Buzzards, the site bar & restaurant didn’t open Wednesday night so in the evening we set off again in to the undergrowth emerging several weeks later in to the village of Powerstock, and more importantly the car park of the Three Horseshoes. The view from the car park was lovely and we could have enjoyed the same view from the beer garden had the weather allowed. But, being Britain, it didn’t. The beer was good, reasonably priced compared to what we’re used to - although to a northerner probably extortionate - and the food was excellent although probably at the top end of what you’d expect to pay in a boozer.

Thursday saw us up early and heading cross county to Swanage. This is one of our favourite places with a lovely beach, promenade, pier and town. We’d been before back in our previous trip to Dorset, in December 2012 but had planned to meet up with friends for lunch who were staying in Bournemouth.

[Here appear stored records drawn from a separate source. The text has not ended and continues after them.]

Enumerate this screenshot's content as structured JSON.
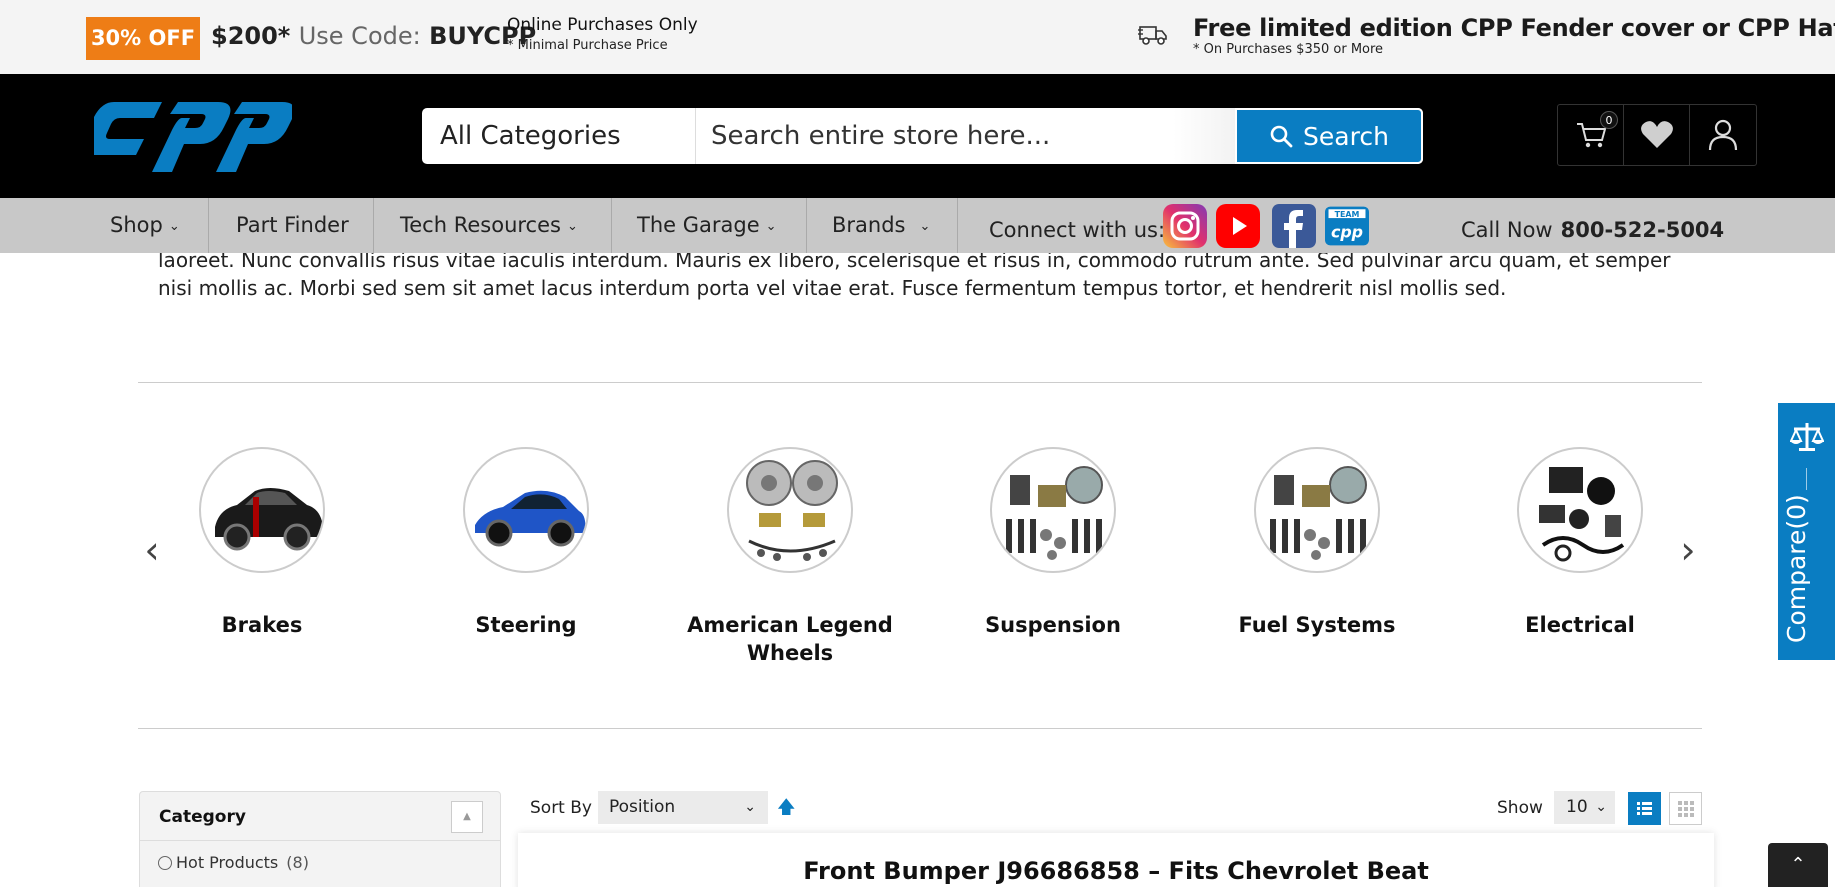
{
  "promo": {
    "badge": "30% OFF",
    "amount": "$200*",
    "use_code": "Use Code:",
    "code": "BUYCPP",
    "online_only": "Online Purchases Only",
    "min_price": "* Minimal Purchase Price",
    "free_offer": "Free limited edition CPP Fender cover or CPP Hat",
    "free_condition": "* On Purchases $350 or More"
  },
  "header": {
    "category_select": "All Categories",
    "search_placeholder": "Search entire store here...",
    "search_button": "Search",
    "cart_count": "0"
  },
  "nav": {
    "items": [
      {
        "label": "Shop",
        "has_dropdown": true
      },
      {
        "label": "Part Finder",
        "has_dropdown": false
      },
      {
        "label": "Tech Resources",
        "has_dropdown": true
      },
      {
        "label": "The Garage",
        "has_dropdown": true
      },
      {
        "label": "Brands",
        "has_dropdown": true
      }
    ],
    "connect_label": "Connect with us:",
    "social": [
      "instagram-icon",
      "youtube-icon",
      "facebook-icon",
      "team-cpp-icon"
    ],
    "call_label": "Call Now",
    "phone": "800-522-5004"
  },
  "intro_text": "laoreet. Nunc convallis risus vitae iaculis interdum. Mauris ex libero, scelerisque et risus in, commodo rutrum ante. Sed pulvinar arcu quam, et semper nisi mollis ac. Morbi sed sem sit amet lacus interdum porta vel vitae erat. Fusce fermentum tempus tortor, et hendrerit nisl mollis sed.",
  "categories": [
    {
      "name": "Brakes",
      "image": "black-camaro"
    },
    {
      "name": "Steering",
      "image": "blue-jaguar"
    },
    {
      "name": "American Legend Wheels",
      "image": "brake-kit"
    },
    {
      "name": "Suspension",
      "image": "suspension-kit"
    },
    {
      "name": "Fuel Systems",
      "image": "suspension-kit"
    },
    {
      "name": "Electrical",
      "image": "electrical-parts"
    }
  ],
  "compare": {
    "label": "Compare(0)"
  },
  "sidebar": {
    "title": "Category",
    "options": [
      {
        "label": "Hot Products",
        "count": "(8)"
      }
    ]
  },
  "toolbar": {
    "sort_by_label": "Sort By",
    "sort_value": "Position",
    "show_label": "Show",
    "show_value": "10"
  },
  "product": {
    "title": "Front Bumper J96686858 – Fits Chevrolet Beat"
  },
  "colors": {
    "accent": "#0a7dc2",
    "promo_orange": "#ee7d16",
    "nav_bg": "#c8c8c8"
  }
}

Well, we had a lovely day, great weather and great company and a tasty lunch to boot. A ‘must-do’ for the next visit is a trip on the Swanage steam railway to Corfe Castle. Had I had my camera with me we may have been tempted  as I bet the countryside and views are lovely.

We arrived back at the site just before six pm, the time the on site bar; Buzzards opened. What a coincidence. Chilli for me this time and bangers and mash for the Portly Partner, both of which, were again excellent.

Friday saw another lie in then a slow day of tidying up, packing up and doing a few odd little jobs around the van. In the evening we headed in to Dorchester to meet up with some more friends - yes, we have more than a couple - there’s some tolerant people around - for a meal. We first met Samantha & Andy at Twittercamp in March and were looking forward to hooking up again. We were early of course, and while the temptation was to dive in to the nearest pub and get stuck in we erred on the boring side of sensible and went in search of a cuppa.

It’s fair to say, options were limited at 7pm on a Friday night in Dorchester with Costa seemingly the only - and frankly unappealing option. However we eventually came across a vintage an antiques shop with tea rooms above going by the name of Reloved. Although they’re were expecting a party for an evening meal they were happy to accommodate us and I’m glad they did - what a fabulous place. The tea - served in bone china was lovely and the cakes looked divine too. I had to call on all my reserves of will power – needed only when refusing a pint – to resist.WP_20140530_018

The dining venue of choice of our friends was a pub called The Blue Raddle, a few minutes walk away. And what a choice too. Again, the grog and grub were good and the chat flowed. A great choice of real ale and some real tasty traditional pub grub. Thank you again both of you for a thoroughly enjoyable evening.

And that, really is that. Another one done. A couple of great sites, completely different to one another but both very enjoyable. In terms of getting out and about sightseeing it certainly wasn’t our best, but on the plus side it was great to catch up with friends for a chat. Well, Trev chatted while we listened. Some of the time anyway!

There’s just four weeks now to the end of term and the start of the summer holidays – for us anyway – one of the benefits of working at a private school. Ireland beckons. Until then….